Your debt-to-income ratio (DTI)—the percentage of your gross monthly income that goes toward paying your monthly debt payments—is one of the primary variables lenders look at to decide how much house you can buy.

A low DTI indicates that you have a good debt-to-income ratio, whereas a high DTI indicates that your debt may be too high for your income.

In general, the most DTI you may have and still qualify for a mortgage is 43 percent.

Nevertheless, most lenders prefer DTIs of no more than 36 percent, with housing expenditures (including your mortgage payment) accounting for no more than 28 percent of total debt (the “28/36 rule”).

The amount of money available for a down payment and closing costs is another aspect that impacts how much house you can purchase.

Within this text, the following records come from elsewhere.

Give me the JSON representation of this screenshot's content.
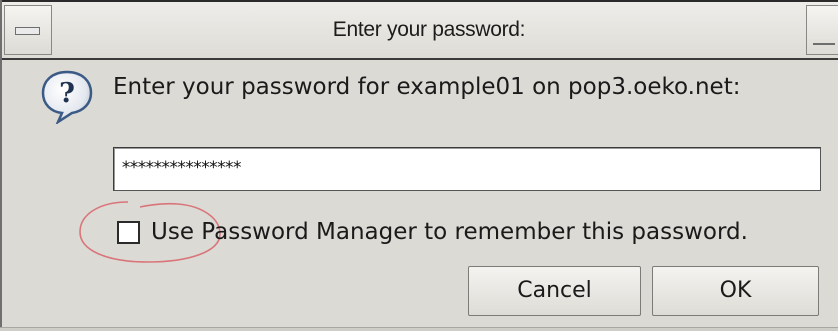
{
  "window": {
    "title": "Enter your password:"
  },
  "dialog": {
    "icon": "question-icon",
    "prompt": "Enter your password for example01 on pop3.oeko.net:",
    "password_value": "***************",
    "checkbox_label": "Use Password Manager to remember this password.",
    "checkbox_checked": false,
    "cancel_label": "Cancel",
    "ok_label": "OK"
  },
  "colors": {
    "dialog_bg": "#dcdad5",
    "annotation": "#d9757a"
  }
}
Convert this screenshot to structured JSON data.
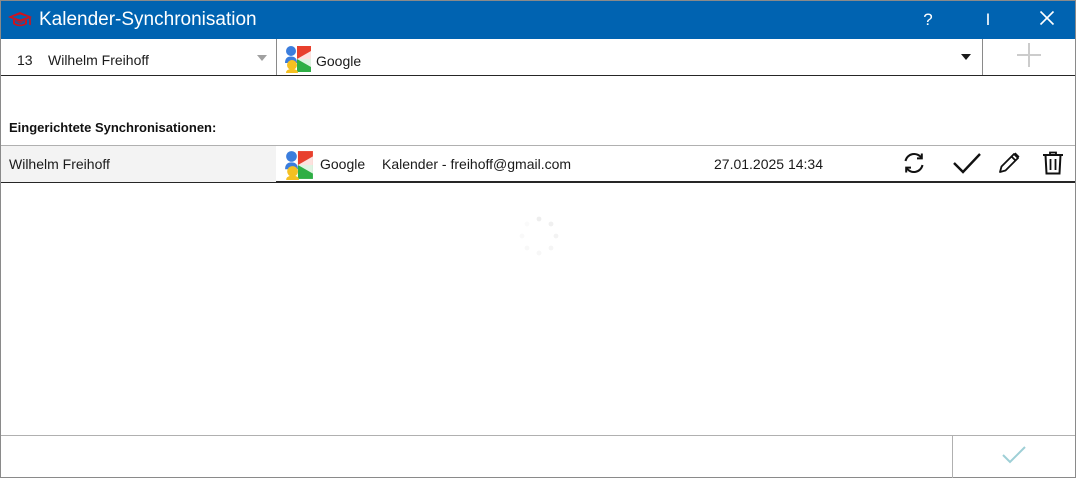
{
  "window": {
    "title": "Kalender-Synchronisation",
    "help_label": "?",
    "cursor_label": "I",
    "accent_color": "#0063b1"
  },
  "toolbar": {
    "user_number": "13",
    "user_name": "Wilhelm Freihoff",
    "provider": "Google",
    "add_icon": "plus-icon"
  },
  "section": {
    "label": "Eingerichtete Synchronisationen:"
  },
  "syncs": [
    {
      "name": "Wilhelm Freihoff",
      "provider": "Google",
      "calendar": "Kalender - freihoff@gmail.com",
      "date": "27.01.2025 14:34",
      "actions": [
        "sync-icon",
        "check-icon",
        "pencil-icon",
        "trash-icon"
      ]
    }
  ],
  "footer": {
    "ok_icon": "check-icon"
  }
}
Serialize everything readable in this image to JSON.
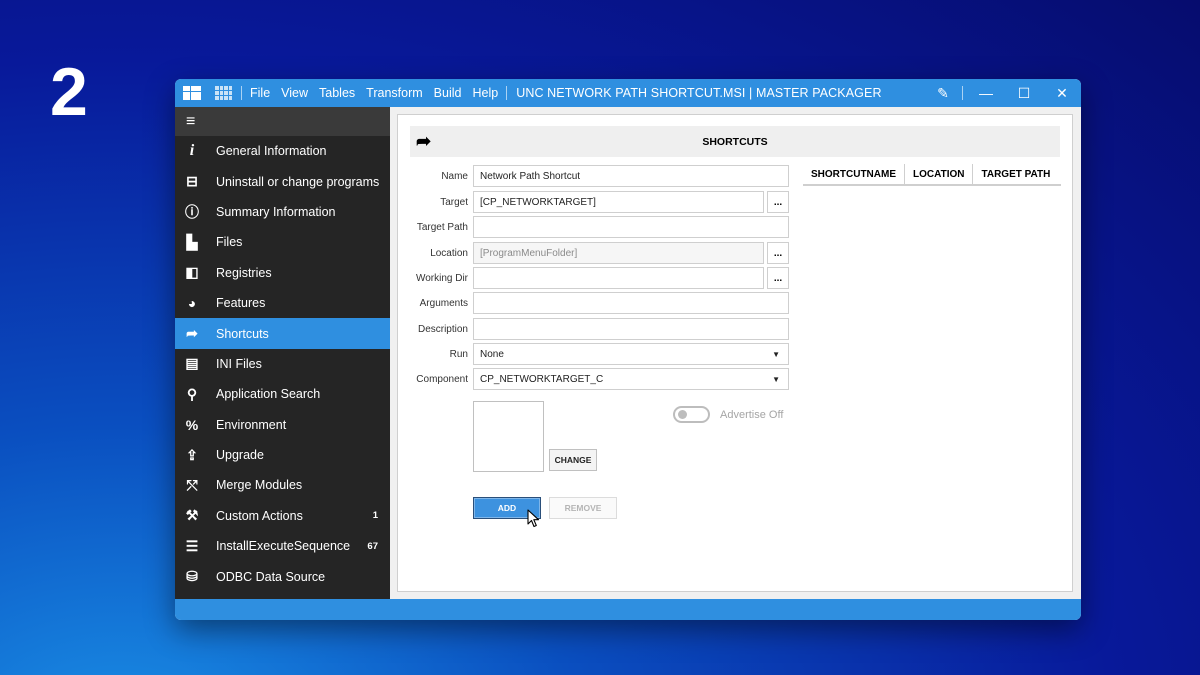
{
  "step": "2",
  "titlebar": {
    "menus": [
      "File",
      "View",
      "Tables",
      "Transform",
      "Build",
      "Help"
    ],
    "title": "UNC NETWORK PATH SHORTCUT.MSI | MASTER PACKAGER",
    "controls": {
      "pen": "✎",
      "minimize": "—",
      "maximize": "☐",
      "close": "✕"
    }
  },
  "sidebar": {
    "menu_icon": "≡",
    "items": [
      {
        "label": "General Information",
        "icon": "info-italic-icon",
        "glyph": "i"
      },
      {
        "label": "Uninstall or change programs",
        "icon": "uninstall-icon",
        "glyph": "⊟"
      },
      {
        "label": "Summary Information",
        "icon": "info-circle-icon",
        "glyph": "ⓘ"
      },
      {
        "label": "Files",
        "icon": "file-icon",
        "glyph": "▙"
      },
      {
        "label": "Registries",
        "icon": "registry-icon",
        "glyph": "◧"
      },
      {
        "label": "Features",
        "icon": "pie-icon",
        "glyph": "◕"
      },
      {
        "label": "Shortcuts",
        "icon": "shortcut-arrow-icon",
        "glyph": "➦"
      },
      {
        "label": "INI Files",
        "icon": "document-icon",
        "glyph": "▤"
      },
      {
        "label": "Application Search",
        "icon": "search-icon",
        "glyph": "⚲"
      },
      {
        "label": "Environment",
        "icon": "percent-icon",
        "glyph": "%"
      },
      {
        "label": "Upgrade",
        "icon": "upload-icon",
        "glyph": "⇪"
      },
      {
        "label": "Merge Modules",
        "icon": "merge-icon",
        "glyph": "⤲"
      },
      {
        "label": "Custom Actions",
        "icon": "tools-icon",
        "glyph": "⚒",
        "badge": "1"
      },
      {
        "label": "InstallExecuteSequence",
        "icon": "list-icon",
        "glyph": "☰",
        "badge": "67"
      },
      {
        "label": "ODBC Data Source",
        "icon": "database-icon",
        "glyph": "⛁"
      }
    ],
    "active_index": 6
  },
  "panel": {
    "title": "SHORTCUTS",
    "header_icon": "➦",
    "fields": {
      "name": {
        "label": "Name",
        "value": "Network Path Shortcut"
      },
      "target": {
        "label": "Target",
        "value": "[CP_NETWORKTARGET]"
      },
      "target_path": {
        "label": "Target Path",
        "value": ""
      },
      "location": {
        "label": "Location",
        "value": "[ProgramMenuFolder]"
      },
      "working_dir": {
        "label": "Working Dir",
        "value": ""
      },
      "arguments": {
        "label": "Arguments",
        "value": ""
      },
      "description": {
        "label": "Description",
        "value": ""
      },
      "run": {
        "label": "Run",
        "value": "None"
      },
      "component": {
        "label": "Component",
        "value": "CP_NETWORKTARGET_C"
      }
    },
    "browse_label": "...",
    "change_label": "CHANGE",
    "advertise_label": "Advertise Off",
    "advertise_on": false,
    "add_label": "ADD",
    "remove_label": "REMOVE",
    "table_columns": [
      "SHORTCUTNAME",
      "LOCATION",
      "TARGET PATH"
    ]
  }
}
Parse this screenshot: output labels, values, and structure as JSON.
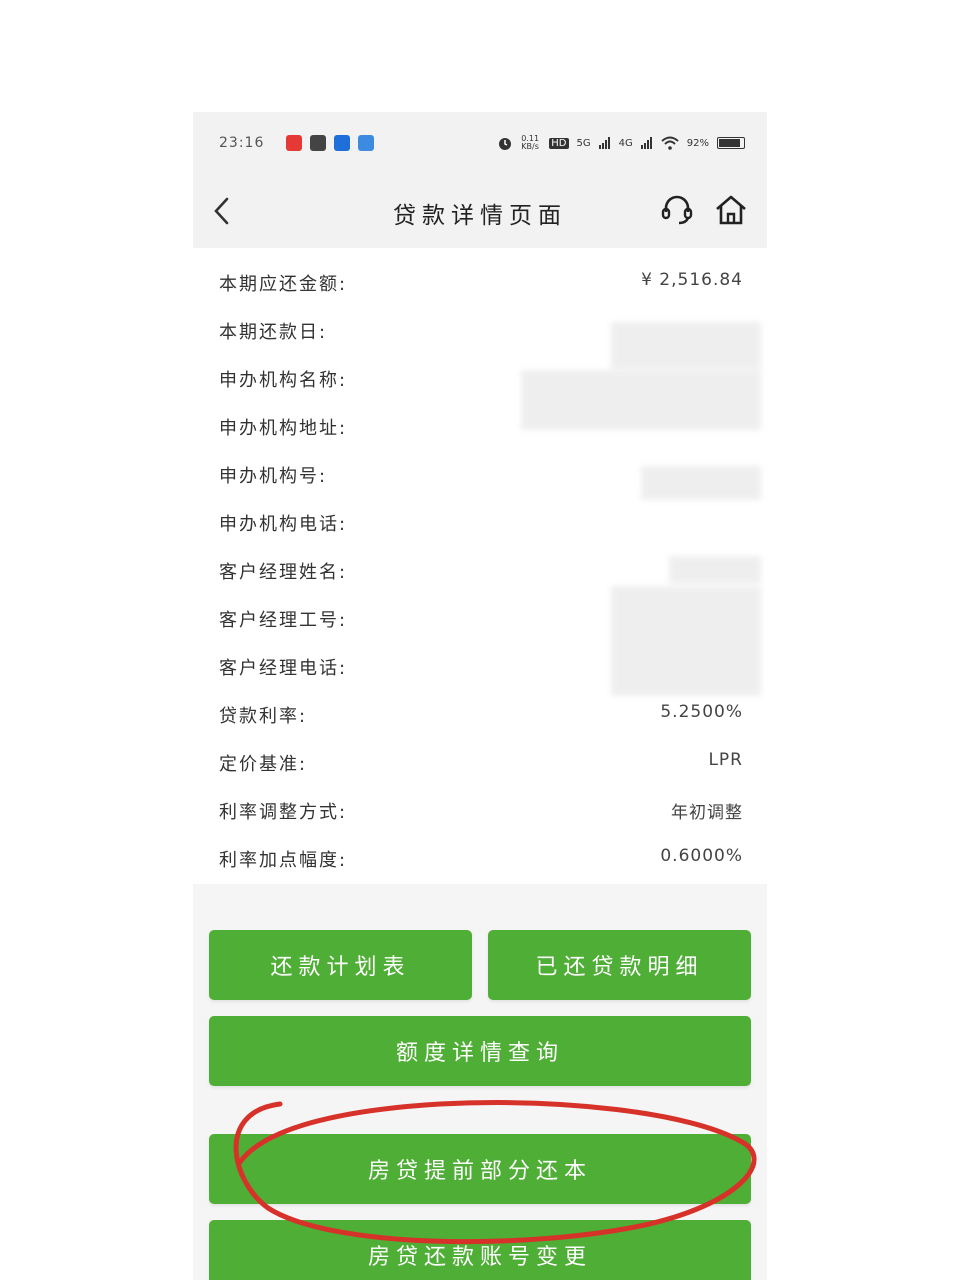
{
  "status_bar": {
    "time": "23:16",
    "net_speed": "0.11 KB/s",
    "hd": "HD",
    "sig1": "5G",
    "sig2": "4G",
    "battery": "92%",
    "battery_level": 0.92
  },
  "nav": {
    "title": "贷款详情页面"
  },
  "details": [
    {
      "label": "本期应还金额:",
      "value": "¥ 2,516.84"
    },
    {
      "label": "本期还款日:",
      "value": ""
    },
    {
      "label": "申办机构名称:",
      "value": ""
    },
    {
      "label": "申办机构地址:",
      "value": ""
    },
    {
      "label": "申办机构号:",
      "value": ""
    },
    {
      "label": "申办机构电话:",
      "value": ""
    },
    {
      "label": "客户经理姓名:",
      "value": ""
    },
    {
      "label": "客户经理工号:",
      "value": ""
    },
    {
      "label": "客户经理电话:",
      "value": ""
    },
    {
      "label": "贷款利率:",
      "value": "5.2500%"
    },
    {
      "label": "定价基准:",
      "value": "LPR"
    },
    {
      "label": "利率调整方式:",
      "value": "年初调整"
    },
    {
      "label": "利率加点幅度:",
      "value": "0.6000%"
    }
  ],
  "buttons": {
    "repayment_plan": "还款计划表",
    "repaid_details": "已还贷款明细",
    "limit_query": "额度详情查询",
    "early_partial": "房贷提前部分还本",
    "change_account": "房贷还款账号变更"
  },
  "colors": {
    "button_green": "#4fae35",
    "annotation_red": "#d7322a"
  }
}
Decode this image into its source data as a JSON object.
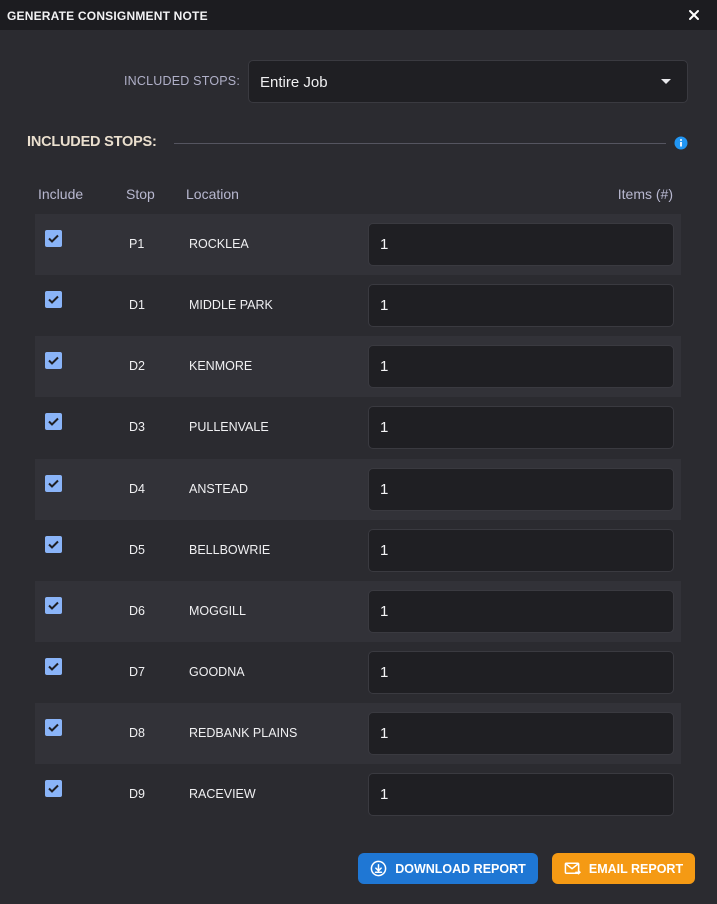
{
  "dialog": {
    "title": "GENERATE CONSIGNMENT NOTE"
  },
  "filter": {
    "label": "INCLUDED STOPS:",
    "selected": "Entire Job"
  },
  "section": {
    "title": "INCLUDED STOPS:"
  },
  "table": {
    "headers": {
      "include": "Include",
      "stop": "Stop",
      "location": "Location",
      "items": "Items (#)"
    },
    "rows": [
      {
        "included": true,
        "stop": "P1",
        "location": "ROCKLEA",
        "items": "1"
      },
      {
        "included": true,
        "stop": "D1",
        "location": "MIDDLE PARK",
        "items": "1"
      },
      {
        "included": true,
        "stop": "D2",
        "location": "KENMORE",
        "items": "1"
      },
      {
        "included": true,
        "stop": "D3",
        "location": "PULLENVALE",
        "items": "1"
      },
      {
        "included": true,
        "stop": "D4",
        "location": "ANSTEAD",
        "items": "1"
      },
      {
        "included": true,
        "stop": "D5",
        "location": "BELLBOWRIE",
        "items": "1"
      },
      {
        "included": true,
        "stop": "D6",
        "location": "MOGGILL",
        "items": "1"
      },
      {
        "included": true,
        "stop": "D7",
        "location": "GOODNA",
        "items": "1"
      },
      {
        "included": true,
        "stop": "D8",
        "location": "REDBANK PLAINS",
        "items": "1"
      },
      {
        "included": true,
        "stop": "D9",
        "location": "RACEVIEW",
        "items": "1"
      }
    ]
  },
  "actions": {
    "download_label": "DOWNLOAD REPORT",
    "email_label": "EMAIL REPORT"
  },
  "colors": {
    "background": "#2b2b30",
    "titlebar": "#1c1c20",
    "checkbox": "#8ab4f8",
    "info": "#2196f3",
    "download_button": "#1f77d4",
    "email_button": "#f59a14"
  },
  "icons": {
    "close": "close-icon",
    "dropdown": "chevron-down-icon",
    "info": "info-icon",
    "checkbox": "checkbox-checked-icon",
    "download": "download-icon",
    "email": "email-icon"
  }
}
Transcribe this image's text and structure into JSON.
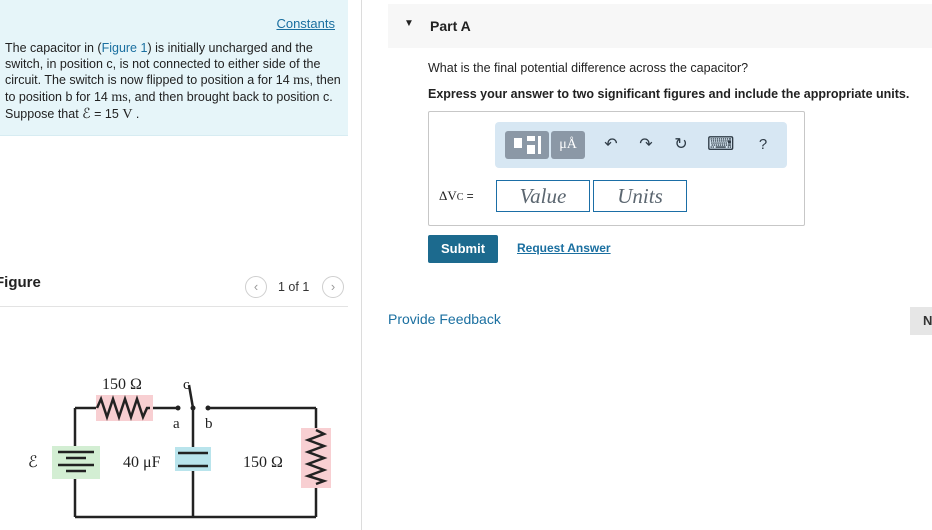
{
  "problem": {
    "constants_link": "Constants",
    "text_1": "The capacitor in (",
    "figure_link": "Figure 1",
    "text_2": ") is initially uncharged and the switch, in position c, is not connected to either side of the circuit. The switch is now flipped to position a for",
    "time_1": "14",
    "unit_1": "ms",
    "text_3": ", then to position b for",
    "time_2": "14",
    "unit_2": "ms",
    "text_4": ", and then brought back to position c. Suppose that",
    "emf_symbol": "ℰ",
    "emf_eq": "=",
    "emf_value": "15",
    "emf_unit": "V",
    "text_end": "."
  },
  "figure": {
    "title": "Figure",
    "prev_icon": "‹",
    "next_icon": "›",
    "page": "1 of 1",
    "labels": {
      "r1": "150 Ω",
      "c_pos": "c",
      "a_pos": "a",
      "b_pos": "b",
      "emf": "ℰ",
      "cap": "40 μF",
      "r2": "150 Ω"
    },
    "colors": {
      "resistor_highlight": "#f8cfd2",
      "capacitor_highlight": "#b9e4ec",
      "battery_highlight": "#d3eed3"
    }
  },
  "part": {
    "toggle_icon": "▼",
    "title": "Part A",
    "question": "What is the final potential difference across the capacitor?",
    "instruction": "Express your answer to two significant figures and include the appropriate units."
  },
  "toolbar": {
    "units_button": "μÅ",
    "undo_icon": "↶",
    "redo_icon": "↷",
    "reset_icon": "↻",
    "keyboard_icon": "⌨",
    "help_icon": "?"
  },
  "answer": {
    "label_delta": "ΔV",
    "label_sub": "C",
    "label_eq": "=",
    "value_placeholder": "Value",
    "units_placeholder": "Units"
  },
  "actions": {
    "submit": "Submit",
    "request_answer": "Request Answer",
    "feedback": "Provide Feedback",
    "next": "N"
  },
  "colors": {
    "accent": "#1c6a8e",
    "link": "#1a6fa0",
    "problem_bg": "#e6f5f9",
    "toolbar_bg": "#d7e7f3"
  }
}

Though a greater down payment may result in a larger mortgage (and a larger house), make sure you’ll have enough money to furnish and live in the home.

Of course, just because a lender qualifies you for a loan does not obligate you to borrow the full amount.

A lower monthly loan payment gives you some wriggle room, which could come in handy in an emergency or if something unexpected happens (say, a pandemic).

A smaller payment also makes it easier to save for other objectives and build your retirement nest fund.

Different Types of Mortgage Calculator
  • Simple mortgage calculator
  • Google mortgage calculator
  • Mortgage calculator usa
  • Mortgage calculator amortization
  • Zillow mortgage calculator
  • Accurate mortgage calculator
  • Mortgage interest calculator
  • Mortgage calculator with taxes
Mortgage Calculators by State
  • Arizona Mortgage Calculator
  • California Mortgage Calculator
  • Colorado Mortgage Calculator
  • Connecticut Mortgage Calculator
  • Florida Mortgage Calculator
  • Hawaii Mortgage Calculator
  • Idaho Mortgage Calculator
  • Massachusetts Mortgage Calculator
  • Minnesota Mortgage Calculator
  • New Jersey Mortgage Calculator
  • Nevada Mortgage Calculator
  • New York Mortgage Calculator
  • North Carolina Mortgage Calculator
  • Ohio Mortgage Calculator
  • Oregon Mortgage Calculator
  • Pennsylvania Mortgage Calculator
  • South Carolina Mortgage Calculator
  • Texas Mortgage Calculator
  • Utah Mortgage Calculator
  • Virginia Mortgage Calculator
FAQs

What Is a $300,000 Mortgage Payment Like?

A $300,000 mortgage will cost you $1,620 a month in interest and principal for a 30-year loan with a fixed 4-percentage-point interest rate. At 6% fixed interest, that cash grows to $1,986. When taxes, mortgage insurance, and other expenses are included in, the monthly payment rises even further.

What is the monthly payment on a $200,000 house?

Your monthly payment on a $200,000, 30-year mortgage with a 4% fixed interest rate would be $954.83 – not counting taxes or insurance. However, these might vary substantially based on your insurance policy, loan type, down payment amount, and other factors. Credible can assist you with your pre-approval.